What might have been Gangster Squad’s most interesting conceit — a WWII vet leading a team of cops to wage military-style warfare against a mobster — ends up being the reason the movie comes across as so incredibly dumb. Not only is O’Mara laughably bad at leading his men into battle, screenwriter Beall often forgets to exploit his own concept. For instance, in a decently staged car chase, it’s Cohen’s goons that think to use grenades on the cops, not the other way around. In another scene, the thugs pull out a military-style machine gun. Meanwhile, Gosling’s character implores O’Mara to get smart about how they fight. It’s advice that goes nowhere. For all the cops’ talk of “The War,” the only lesson the Sarge seems to have learned is “charge that hill!”

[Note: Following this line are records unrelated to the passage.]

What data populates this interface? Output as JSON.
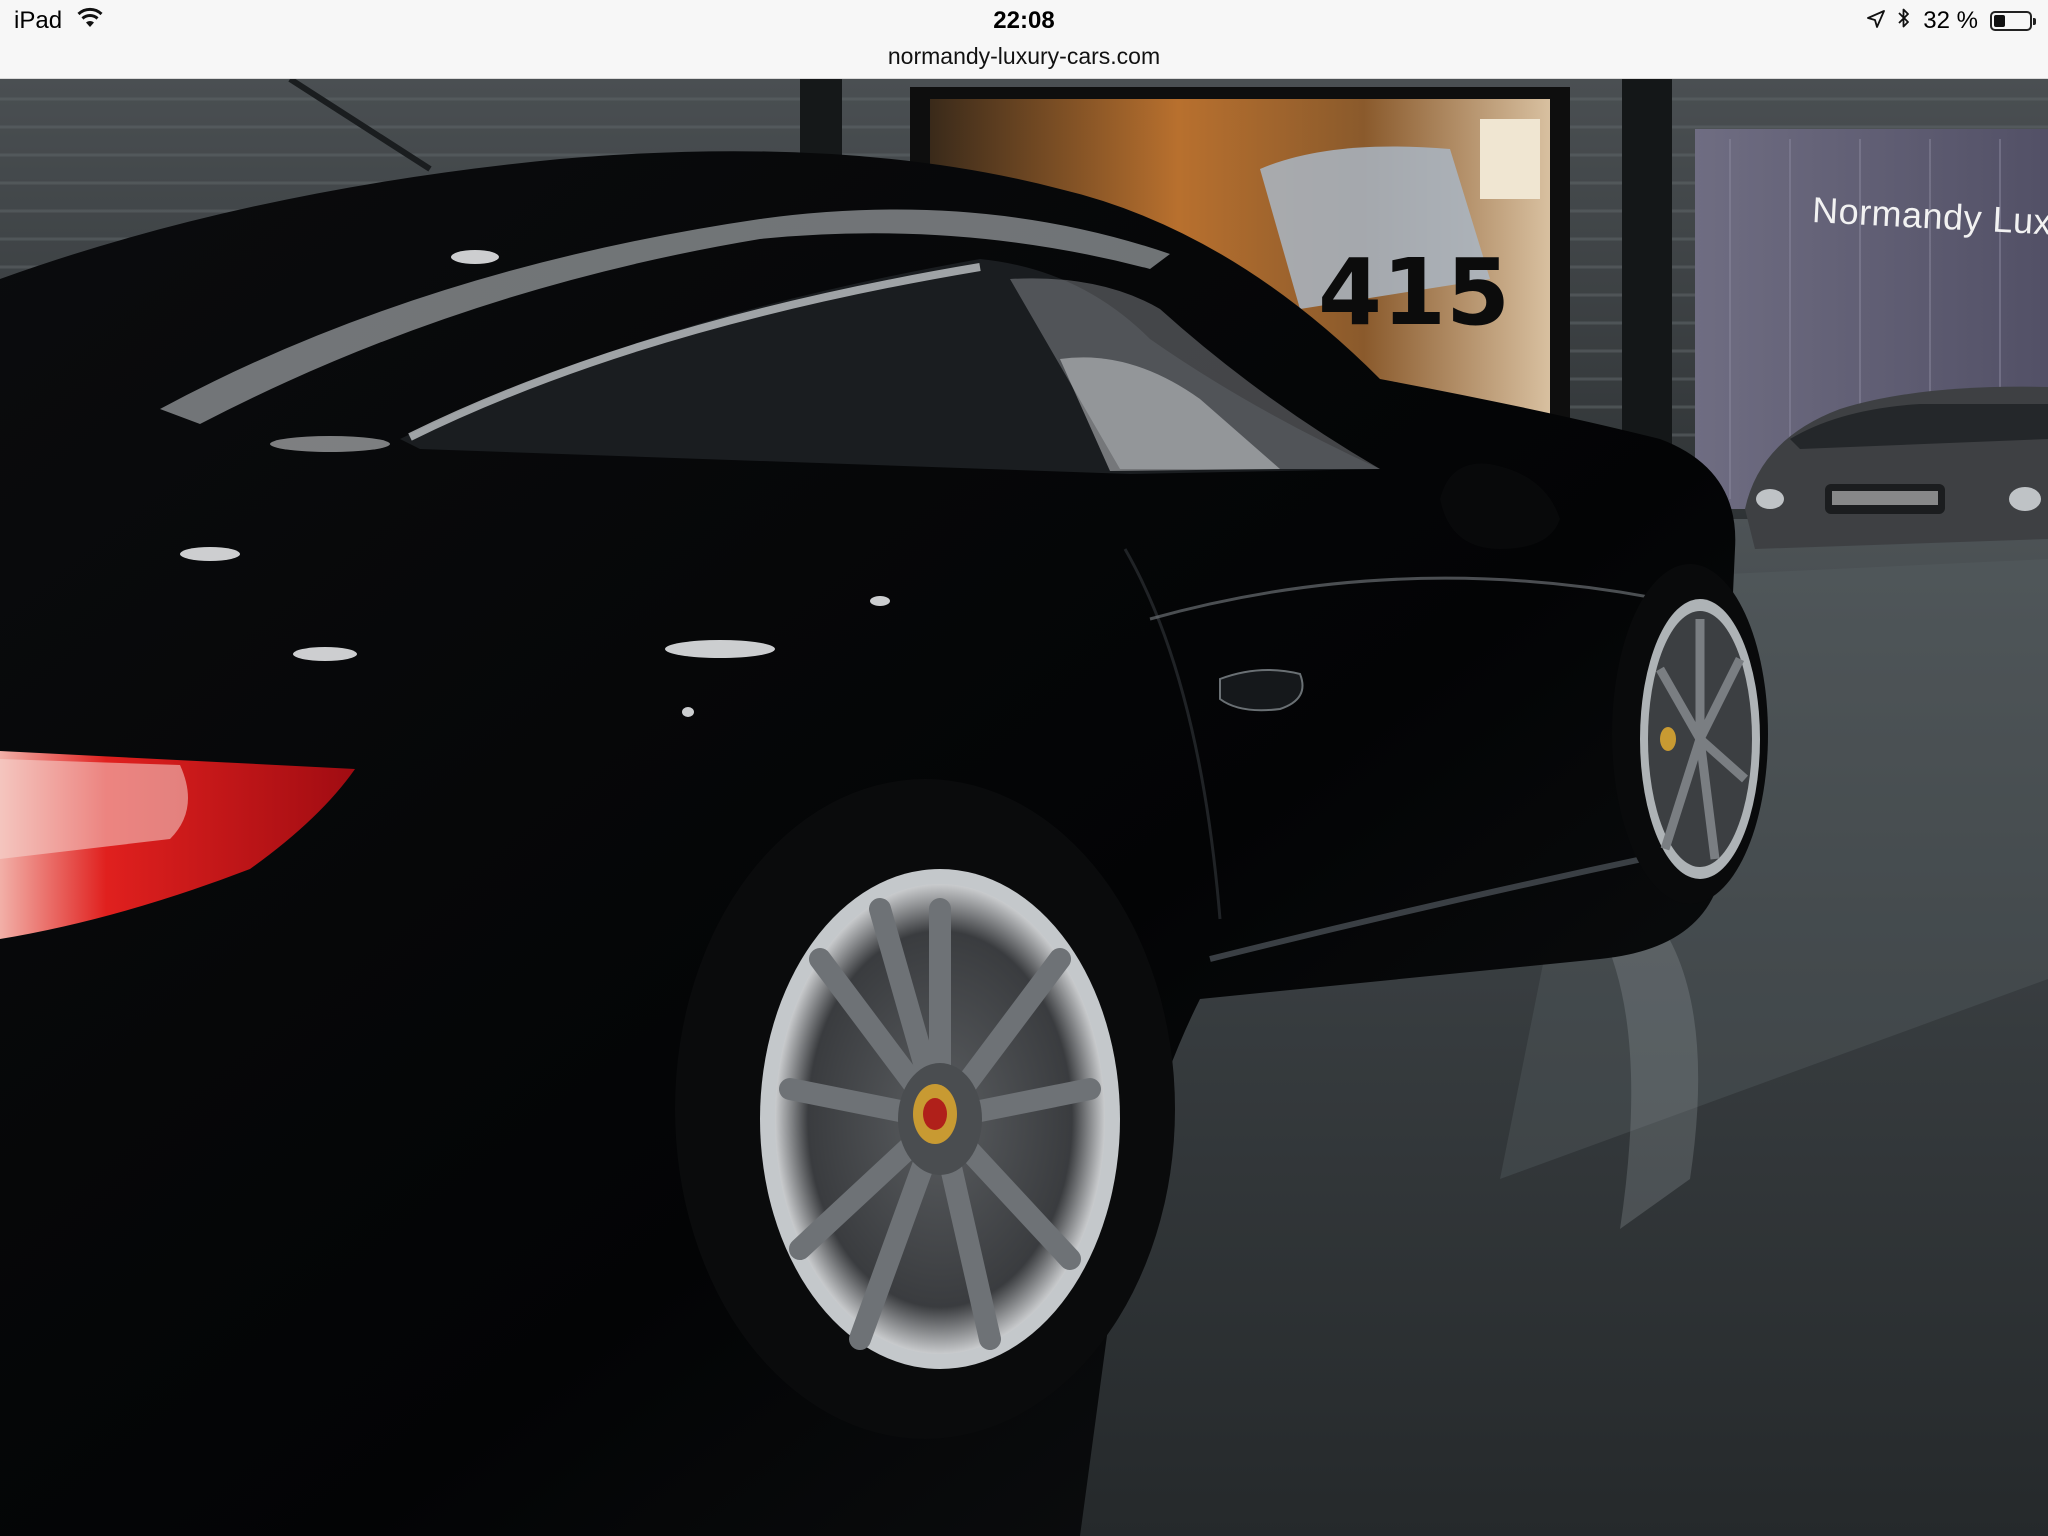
{
  "status_bar": {
    "device": "iPad",
    "time": "22:08",
    "battery_text": "32 %",
    "battery_level": 0.32,
    "icons": [
      "wifi-icon",
      "location-arrow-icon",
      "bluetooth-icon",
      "battery-icon"
    ]
  },
  "url_bar": {
    "host": "normandy-luxury-cars.com"
  },
  "photo": {
    "banner_text": "Normandy Luxury Cars",
    "poster_number": "415"
  },
  "colors": {
    "bar_bg": "#f7f7f7",
    "car_body": "#050608",
    "floor": "#3a3f42",
    "taillight": "#d4141c"
  }
}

Sleek and stylish, it’s clear that Gangster Squad wants to be a brutish, pulpy pastiche. There are plenty of neon lights, perfectly sized fedoras and dames in red dresses. Art-deco is all the rage, shell casings ping off marble floors during gunfights, and the soundtrack boasts a playlist of well-chosen period tunes (the film’s most original touch). But the movie is too glossy to be film noir and too formulaic and shallow to be as hardboiled as, say, L.A. Confidential. Instead, Gangster Squad comes off as the most violent episode of Dragnet ever made —with its jingoistic, might-makes-right flag-waving intact.

Originally slated to be released last summer, the shooting at the Aurora movie theater in Colorado not only pushed Gangster Squad’s release to this January but inspired a reshoot of its biggest action scene —a gunfight in a movie theater (it now occurs in Chinatown). I applaud the filmmakers’ sensitivity to the subject of real-world violence, but can’t help thinking it’s oddly placed in a film that opens with a man being pulled apart by a pair of automobiles.